Hi again, so I wanted to share a bit of detail about my latest OCS 4K. This one uses the 320×180 widescreen setup (DIWSTRT,$5281; DIWSTOP,$06c1), which turned out OK I think. It also means one frame of one bitplane takes up 40*180=7,200 bytes, and we can have 32 frames for a bargain 230,400 bytes (and that’s key to the technical design of this intro).
So, for setup we calculate two tables, each with an 8-bit value for each pixel. Firstly distance from center, and secondly the radial angle. The angle routine uses atan2 and is inaccurate around the edges, which you can notice on the “spiral” screen where there is a distortion around some diagonal lines. But this wasn’t noticeable on the stream, so. Oh, and I also want to mention that the Cinter init routine actually calculates a huge sine table. I used that for the reverse cosine lookup.
So for each effect 32 anim frames get rendered to a back buffer in fastmem, and when it’s complete it gets copied to chipmem. Each effect follows the same pattern for better compression: Spin for a few seconds, add a bitplane, add another bitplane, reverse spin, etc. Spin is just done by increasing (or decreasing) a pointer to the framenumber and ANDing it with #$1f. Pretty efficient.
So the actual rendering routine works like a crummy shader. It has access to the angle and distance table for each pixel, and each effect is a variation on this. Mostly they use a 32bit pattern where we use the angle of the pixel to determine if it should be set or clear. This is the pattern for the one from the screenshot:
dc.l %11000000000000000000000000000011 dc.l %11000000000000000000000000000011 dc.l %11100111001110011100111001110011 dc.l %11000000000000000000000000000011 dc.l %11100111001110011100111001110011 dc.l %11000000000000000000000000000011 dc.l %11100111001110011100111001110011 dc.l %01100000000000000000000000000110 dc.l %01111111111111111111111111111100 dc.l %00111111111111111111111111111000 dc.l %00011111111111111111111111110000 dc.l %00001111111111111111111111100000 dc.l %00000111111111111111111111000000 dc.l %00000011111111111111111110000000 dc.l %00000001111111111111111100000000 dc.l %00000000111111111111111000000000 dc.l %00000000011111111111110000000000 dc.l %00000000001111111111100000000000 dc.l %00000000000111111111000000000000 dc.l %00000000000011111110000000000000 dc.l %00000000000001111100000000000000 dc.l %00000000000000111000000000000000 dc.l %00000000000000010000000000000000 dc.l %00000000000000000000000000000000
For each frame the comparator is just rol #1’ed. Good thing the angle and distance calculations are pretty crude, or we would have to spend a lot more space on these!

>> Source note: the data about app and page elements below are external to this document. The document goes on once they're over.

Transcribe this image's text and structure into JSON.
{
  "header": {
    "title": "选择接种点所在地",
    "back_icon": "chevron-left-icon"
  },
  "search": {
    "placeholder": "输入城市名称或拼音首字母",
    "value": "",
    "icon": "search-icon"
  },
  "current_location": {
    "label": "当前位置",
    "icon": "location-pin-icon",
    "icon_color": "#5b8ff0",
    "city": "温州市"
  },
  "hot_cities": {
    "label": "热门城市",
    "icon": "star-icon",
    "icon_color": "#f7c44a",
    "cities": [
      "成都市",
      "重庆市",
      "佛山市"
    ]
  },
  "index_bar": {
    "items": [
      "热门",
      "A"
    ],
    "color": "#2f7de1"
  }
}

In the end, all the “shader” routines have to be pretty similar to maximize compression. This also means each effect takes very little space by itself (notes from sourcecode for a few of the effects):

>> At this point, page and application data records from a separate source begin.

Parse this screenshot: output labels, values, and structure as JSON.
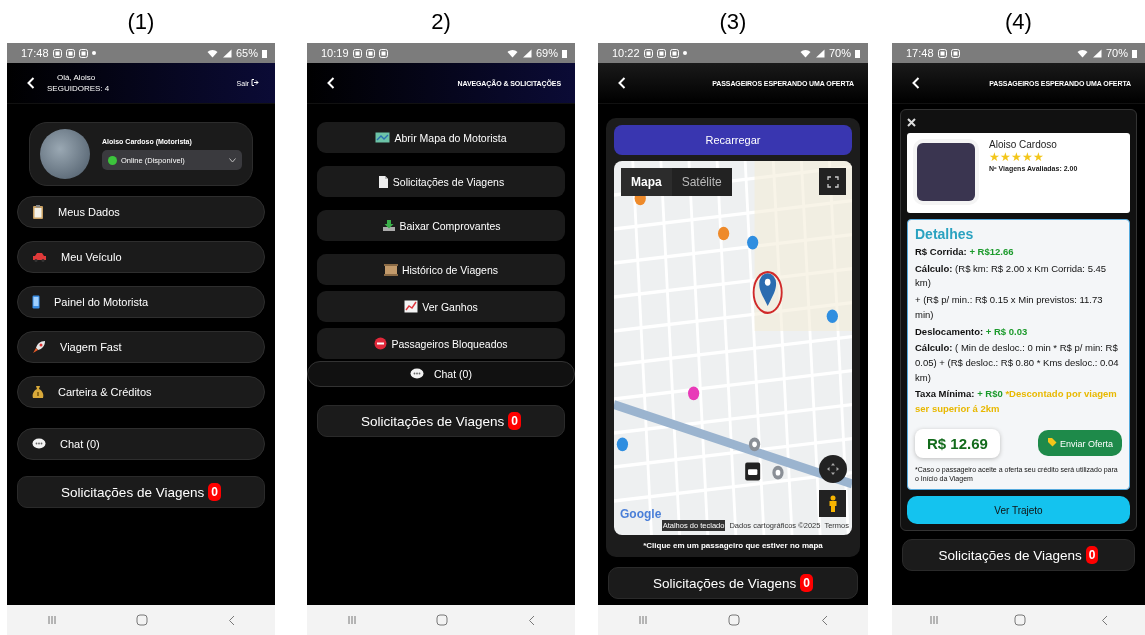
{
  "panels": [
    {
      "caption": "(1)",
      "kind": "profile",
      "status_bar": {
        "time": "17:48",
        "battery": "65%"
      },
      "header": {
        "greeting": "Olá, Aloiso",
        "followers": "SEGUIDORES: 4",
        "action": "Sair"
      },
      "profile": {
        "name": "Aloiso Cardoso (Motorista)",
        "status": "Online (Disponível)"
      },
      "menu": [
        "Meus Dados",
        "Meu Veículo",
        "Painel do Motorista",
        "Viagem Fast",
        "Carteira & Créditos"
      ],
      "chat": "Chat (0)",
      "requests": {
        "label": "Solicitações de Viagens",
        "count": "0"
      }
    },
    {
      "caption": "2)",
      "kind": "menu",
      "status_bar": {
        "time": "10:19",
        "battery": "69%"
      },
      "header": {
        "title": "NAVEGAÇÃO & SOLICITAÇÕES"
      },
      "menu": [
        "Abrir Mapa do Motorista",
        "Solicitações de Viagens",
        "Baixar Comprovantes",
        "Histórico de Viagens",
        "Ver Ganhos",
        "Passageiros Bloqueados"
      ],
      "chat": "Chat (0)",
      "requests": {
        "label": "Solicitações de Viagens",
        "count": "0"
      }
    },
    {
      "caption": "(3)",
      "kind": "map",
      "status_bar": {
        "time": "10:22",
        "battery": "70%"
      },
      "header": {
        "title": "PASSAGEIROS ESPERANDO UMA OFERTA"
      },
      "reload": "Recarregar",
      "map": {
        "types": [
          {
            "label": "Mapa",
            "selected": true
          },
          {
            "label": "Satélite",
            "selected": false
          }
        ],
        "logo": "Google",
        "shortcuts": "Atalhos do teclado",
        "attribution": "Dados cartográficos ©2025",
        "terms": "Termos"
      },
      "hint": "*Clique em um passageiro que estiver no mapa",
      "requests": {
        "label": "Solicitações de Viagens",
        "count": "0"
      }
    },
    {
      "caption": "(4)",
      "kind": "offer",
      "status_bar": {
        "time": "17:48",
        "battery": "70%"
      },
      "header": {
        "title": "PASSAGEIROS ESPERANDO UMA OFERTA"
      },
      "passenger": {
        "name": "Aloiso Cardoso",
        "stars": 5,
        "trips": "Nº Viagens Avaliadas: 2.00"
      },
      "details": {
        "title": "Detalhes",
        "lines": [
          {
            "label": "R$ Corrida:",
            "value": "+ R$12.66"
          },
          {
            "label": "Cálculo:",
            "text": "(R$ km: R$ 2.00 x Km Corrida: 5.45 km)"
          },
          {
            "text": "+ (R$ p/ min.: R$ 0.15 x Min previstos: 11.73 min)"
          },
          {
            "label": "Deslocamento:",
            "value": "+ R$ 0.03"
          },
          {
            "label": "Cálculo:",
            "text": "( Min de desloc.: 0 min * R$ p/ min: R$ 0.05) + (R$ desloc.: R$ 0.80 * Kms desloc.: 0.04 km)"
          },
          {
            "label": "Taxa Mínima:",
            "value": "+ R$0",
            "note": "*Descontado por viagem ser superior á 2km"
          }
        ]
      },
      "price": "R$ 12.69",
      "send": "Enviar Oferta",
      "footnote": "*Caso o passageiro aceite a oferta seu crédito será utilizado para o Início da Viagem",
      "route": "Ver Trajeto",
      "requests": {
        "label": "Solicitações de Viagens",
        "count": "0"
      }
    }
  ]
}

; Lines 48 bytes ; Bubbles 68b ; Pogos 72b ; Spiral 52b
Putting in text took about 200B, including the text and all the extra code/copperlist, and of course the endpart is rather different from everything else. I considered taking these out and just shoving in more parts, making it 8 minutes long like Megademica 😊But 1) couldn’t find enough varied effects and 2) that’s too long anyway and 3) I really like the endpart! I would have liked to make some kind of horizontal sine movement on some effects though. But that’s 80 bytes I didn’t have…

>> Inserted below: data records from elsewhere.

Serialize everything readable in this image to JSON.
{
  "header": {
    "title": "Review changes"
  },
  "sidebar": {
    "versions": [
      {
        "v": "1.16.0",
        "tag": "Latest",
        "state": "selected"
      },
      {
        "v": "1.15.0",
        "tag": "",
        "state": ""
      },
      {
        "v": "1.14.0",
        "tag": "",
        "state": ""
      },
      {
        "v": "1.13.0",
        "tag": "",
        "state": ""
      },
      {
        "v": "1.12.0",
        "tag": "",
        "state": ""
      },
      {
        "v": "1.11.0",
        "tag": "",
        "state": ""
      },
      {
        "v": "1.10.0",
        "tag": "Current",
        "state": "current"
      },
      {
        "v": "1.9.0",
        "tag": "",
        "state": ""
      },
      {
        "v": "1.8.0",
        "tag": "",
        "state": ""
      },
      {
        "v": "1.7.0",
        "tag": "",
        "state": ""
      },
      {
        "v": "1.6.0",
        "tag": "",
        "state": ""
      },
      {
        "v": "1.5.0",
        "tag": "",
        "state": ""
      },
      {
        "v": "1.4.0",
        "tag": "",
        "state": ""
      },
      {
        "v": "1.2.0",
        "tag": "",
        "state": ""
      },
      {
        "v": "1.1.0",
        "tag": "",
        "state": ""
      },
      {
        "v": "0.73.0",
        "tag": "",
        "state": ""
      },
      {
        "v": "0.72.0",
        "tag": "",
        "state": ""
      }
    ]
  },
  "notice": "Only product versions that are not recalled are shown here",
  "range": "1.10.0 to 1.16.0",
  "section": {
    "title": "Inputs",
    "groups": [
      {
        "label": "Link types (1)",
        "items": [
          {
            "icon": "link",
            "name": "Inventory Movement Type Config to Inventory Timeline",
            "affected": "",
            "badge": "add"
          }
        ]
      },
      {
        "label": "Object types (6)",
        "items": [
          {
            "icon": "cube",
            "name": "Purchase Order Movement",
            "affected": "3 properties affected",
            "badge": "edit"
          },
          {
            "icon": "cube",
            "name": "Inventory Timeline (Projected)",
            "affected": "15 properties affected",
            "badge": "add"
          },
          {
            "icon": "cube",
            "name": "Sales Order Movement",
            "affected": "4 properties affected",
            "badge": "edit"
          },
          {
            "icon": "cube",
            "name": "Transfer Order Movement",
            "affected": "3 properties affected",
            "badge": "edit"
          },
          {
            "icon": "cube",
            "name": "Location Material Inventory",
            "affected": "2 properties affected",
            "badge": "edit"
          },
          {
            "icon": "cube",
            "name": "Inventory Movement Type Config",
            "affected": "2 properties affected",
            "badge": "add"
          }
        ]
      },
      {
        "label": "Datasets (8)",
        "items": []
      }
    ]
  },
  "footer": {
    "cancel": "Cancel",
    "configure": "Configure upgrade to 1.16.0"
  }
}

Rendering speed is kinda bad. You think it’s slowly paced, but that’s just how long it takes to render the back buffer. Of course it varies from effect to effect but I kept the timings the same for all effects to help the compression. Except I had one variant where I render 2 frames in the same loop, which is used for the first screen so that it doesn’t take too long to start up.
Finally a word about the idea. At first I just wanted to make the first screen, with the radiant lines and spinning. All the other ideas came after I’d started on that, based on the same routine.
So hope that kept you entertained for a bit, keep on coding!